◆ **EXERCISE**:
The required answer is every line of the data containing the word "title".

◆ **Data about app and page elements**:
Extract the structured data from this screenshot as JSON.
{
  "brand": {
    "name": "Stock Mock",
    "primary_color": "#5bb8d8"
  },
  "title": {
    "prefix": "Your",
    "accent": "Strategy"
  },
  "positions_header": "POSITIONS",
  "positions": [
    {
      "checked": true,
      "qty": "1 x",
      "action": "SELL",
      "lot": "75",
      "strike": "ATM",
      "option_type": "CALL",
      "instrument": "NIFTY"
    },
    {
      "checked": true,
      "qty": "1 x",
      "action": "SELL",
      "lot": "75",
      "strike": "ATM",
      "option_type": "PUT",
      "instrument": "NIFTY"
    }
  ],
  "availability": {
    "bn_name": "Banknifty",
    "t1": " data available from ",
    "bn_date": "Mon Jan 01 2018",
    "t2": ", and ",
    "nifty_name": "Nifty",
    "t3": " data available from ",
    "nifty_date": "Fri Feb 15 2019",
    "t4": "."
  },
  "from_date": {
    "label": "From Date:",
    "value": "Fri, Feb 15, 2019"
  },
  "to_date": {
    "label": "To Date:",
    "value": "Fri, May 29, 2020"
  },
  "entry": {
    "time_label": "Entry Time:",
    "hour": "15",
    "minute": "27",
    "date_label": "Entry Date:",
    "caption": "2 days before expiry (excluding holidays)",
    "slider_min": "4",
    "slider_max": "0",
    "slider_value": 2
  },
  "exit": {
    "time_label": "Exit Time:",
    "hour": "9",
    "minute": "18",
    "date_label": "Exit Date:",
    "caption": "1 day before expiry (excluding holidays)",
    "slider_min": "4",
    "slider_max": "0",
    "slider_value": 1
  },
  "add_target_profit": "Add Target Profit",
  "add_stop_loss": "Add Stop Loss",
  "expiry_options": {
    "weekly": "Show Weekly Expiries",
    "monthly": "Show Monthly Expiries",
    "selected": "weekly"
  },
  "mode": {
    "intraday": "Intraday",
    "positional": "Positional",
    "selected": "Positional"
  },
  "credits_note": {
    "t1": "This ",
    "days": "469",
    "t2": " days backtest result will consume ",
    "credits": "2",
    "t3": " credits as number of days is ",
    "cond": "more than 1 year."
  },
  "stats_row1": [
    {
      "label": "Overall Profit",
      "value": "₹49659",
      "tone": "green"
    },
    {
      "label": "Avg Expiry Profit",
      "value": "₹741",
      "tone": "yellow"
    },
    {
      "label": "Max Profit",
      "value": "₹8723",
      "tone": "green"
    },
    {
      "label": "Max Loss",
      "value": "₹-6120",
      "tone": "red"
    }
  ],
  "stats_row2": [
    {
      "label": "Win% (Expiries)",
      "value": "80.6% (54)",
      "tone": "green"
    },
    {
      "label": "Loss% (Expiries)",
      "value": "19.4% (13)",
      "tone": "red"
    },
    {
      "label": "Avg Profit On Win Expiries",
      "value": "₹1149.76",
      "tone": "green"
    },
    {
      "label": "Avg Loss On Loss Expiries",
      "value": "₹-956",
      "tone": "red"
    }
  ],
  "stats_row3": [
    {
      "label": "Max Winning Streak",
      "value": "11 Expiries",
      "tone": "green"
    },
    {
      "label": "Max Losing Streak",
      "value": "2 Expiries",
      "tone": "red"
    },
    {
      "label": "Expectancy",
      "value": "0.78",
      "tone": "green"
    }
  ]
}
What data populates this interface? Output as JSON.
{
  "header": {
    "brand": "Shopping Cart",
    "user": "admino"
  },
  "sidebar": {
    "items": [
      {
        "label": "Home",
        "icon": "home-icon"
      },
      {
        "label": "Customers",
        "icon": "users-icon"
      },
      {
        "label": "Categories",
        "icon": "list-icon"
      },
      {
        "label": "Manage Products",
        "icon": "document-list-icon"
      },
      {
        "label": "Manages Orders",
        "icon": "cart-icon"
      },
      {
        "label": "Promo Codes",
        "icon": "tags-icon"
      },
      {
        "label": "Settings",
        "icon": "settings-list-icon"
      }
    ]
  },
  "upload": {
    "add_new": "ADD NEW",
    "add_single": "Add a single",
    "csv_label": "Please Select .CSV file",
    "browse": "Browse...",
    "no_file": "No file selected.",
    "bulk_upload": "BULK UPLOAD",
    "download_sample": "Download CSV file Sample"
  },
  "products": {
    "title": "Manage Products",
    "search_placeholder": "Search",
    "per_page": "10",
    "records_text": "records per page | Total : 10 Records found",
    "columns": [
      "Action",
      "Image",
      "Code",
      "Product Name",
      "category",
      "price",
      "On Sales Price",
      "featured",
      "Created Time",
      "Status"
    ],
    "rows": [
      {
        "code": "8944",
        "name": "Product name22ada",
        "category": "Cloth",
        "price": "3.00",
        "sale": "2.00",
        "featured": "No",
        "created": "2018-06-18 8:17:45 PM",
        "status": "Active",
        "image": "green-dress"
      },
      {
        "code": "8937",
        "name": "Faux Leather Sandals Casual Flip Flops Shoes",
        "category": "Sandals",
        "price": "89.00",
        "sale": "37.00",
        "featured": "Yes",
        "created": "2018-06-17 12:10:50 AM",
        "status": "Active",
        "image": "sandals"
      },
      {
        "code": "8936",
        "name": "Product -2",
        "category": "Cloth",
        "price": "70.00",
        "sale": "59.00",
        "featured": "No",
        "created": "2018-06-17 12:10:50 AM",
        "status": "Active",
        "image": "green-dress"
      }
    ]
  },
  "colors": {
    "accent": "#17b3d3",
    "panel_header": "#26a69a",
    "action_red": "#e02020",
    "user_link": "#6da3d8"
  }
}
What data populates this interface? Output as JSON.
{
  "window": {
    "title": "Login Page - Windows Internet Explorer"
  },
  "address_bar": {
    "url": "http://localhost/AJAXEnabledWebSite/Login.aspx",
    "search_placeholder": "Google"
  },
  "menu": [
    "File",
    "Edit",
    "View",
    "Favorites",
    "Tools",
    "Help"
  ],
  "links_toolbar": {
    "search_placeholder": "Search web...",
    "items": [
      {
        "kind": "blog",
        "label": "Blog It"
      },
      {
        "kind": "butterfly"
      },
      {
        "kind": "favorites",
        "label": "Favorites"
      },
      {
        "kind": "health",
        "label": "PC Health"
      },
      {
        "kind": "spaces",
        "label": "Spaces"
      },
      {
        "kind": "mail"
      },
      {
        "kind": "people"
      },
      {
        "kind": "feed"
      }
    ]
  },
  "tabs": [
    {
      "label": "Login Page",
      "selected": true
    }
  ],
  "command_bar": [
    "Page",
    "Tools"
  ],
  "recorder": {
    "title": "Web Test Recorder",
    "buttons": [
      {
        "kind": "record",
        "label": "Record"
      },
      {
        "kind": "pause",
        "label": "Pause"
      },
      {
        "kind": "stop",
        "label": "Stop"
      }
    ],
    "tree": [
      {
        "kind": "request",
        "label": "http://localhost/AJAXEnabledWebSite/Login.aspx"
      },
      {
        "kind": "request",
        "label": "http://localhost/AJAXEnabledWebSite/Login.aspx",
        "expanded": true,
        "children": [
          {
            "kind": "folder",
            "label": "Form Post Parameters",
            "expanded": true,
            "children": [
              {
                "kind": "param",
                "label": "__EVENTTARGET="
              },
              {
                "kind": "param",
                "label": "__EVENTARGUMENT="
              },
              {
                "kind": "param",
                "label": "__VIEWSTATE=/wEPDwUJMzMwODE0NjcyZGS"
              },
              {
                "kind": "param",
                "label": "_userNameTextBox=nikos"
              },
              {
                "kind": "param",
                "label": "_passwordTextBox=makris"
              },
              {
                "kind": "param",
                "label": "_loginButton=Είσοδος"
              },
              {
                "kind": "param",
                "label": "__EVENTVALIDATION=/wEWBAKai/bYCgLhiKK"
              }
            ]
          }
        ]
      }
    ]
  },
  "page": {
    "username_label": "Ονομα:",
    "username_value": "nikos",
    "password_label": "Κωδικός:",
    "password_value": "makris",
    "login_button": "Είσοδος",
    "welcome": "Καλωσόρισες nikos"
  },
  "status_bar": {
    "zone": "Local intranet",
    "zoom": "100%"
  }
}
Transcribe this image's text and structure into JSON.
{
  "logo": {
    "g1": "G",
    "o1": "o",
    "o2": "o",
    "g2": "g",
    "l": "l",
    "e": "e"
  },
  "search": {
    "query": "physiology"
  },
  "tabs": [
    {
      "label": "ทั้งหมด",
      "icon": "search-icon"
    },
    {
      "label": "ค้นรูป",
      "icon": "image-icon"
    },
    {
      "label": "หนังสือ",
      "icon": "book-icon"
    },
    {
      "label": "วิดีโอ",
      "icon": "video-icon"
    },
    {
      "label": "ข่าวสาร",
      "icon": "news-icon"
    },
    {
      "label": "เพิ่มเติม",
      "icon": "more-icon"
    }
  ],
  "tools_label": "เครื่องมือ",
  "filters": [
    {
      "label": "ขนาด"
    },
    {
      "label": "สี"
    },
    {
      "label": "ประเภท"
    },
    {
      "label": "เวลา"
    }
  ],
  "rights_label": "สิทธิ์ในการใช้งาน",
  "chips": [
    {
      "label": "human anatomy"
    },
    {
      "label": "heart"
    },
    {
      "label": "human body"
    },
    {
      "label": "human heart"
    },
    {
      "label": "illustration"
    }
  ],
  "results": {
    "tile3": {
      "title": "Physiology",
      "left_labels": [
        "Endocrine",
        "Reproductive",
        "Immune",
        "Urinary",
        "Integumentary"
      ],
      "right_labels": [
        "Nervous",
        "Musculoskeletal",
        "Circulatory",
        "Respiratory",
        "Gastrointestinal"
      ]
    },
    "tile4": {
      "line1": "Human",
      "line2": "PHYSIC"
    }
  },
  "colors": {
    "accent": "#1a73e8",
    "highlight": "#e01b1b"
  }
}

◆ **SOLVED EXERCISE**:
  "title": {
    "title": "Manage Products",
    "title": "Login Page - Windows Internet Explorer"
    "title": "Web Test Recorder",
      "title": "Physiology",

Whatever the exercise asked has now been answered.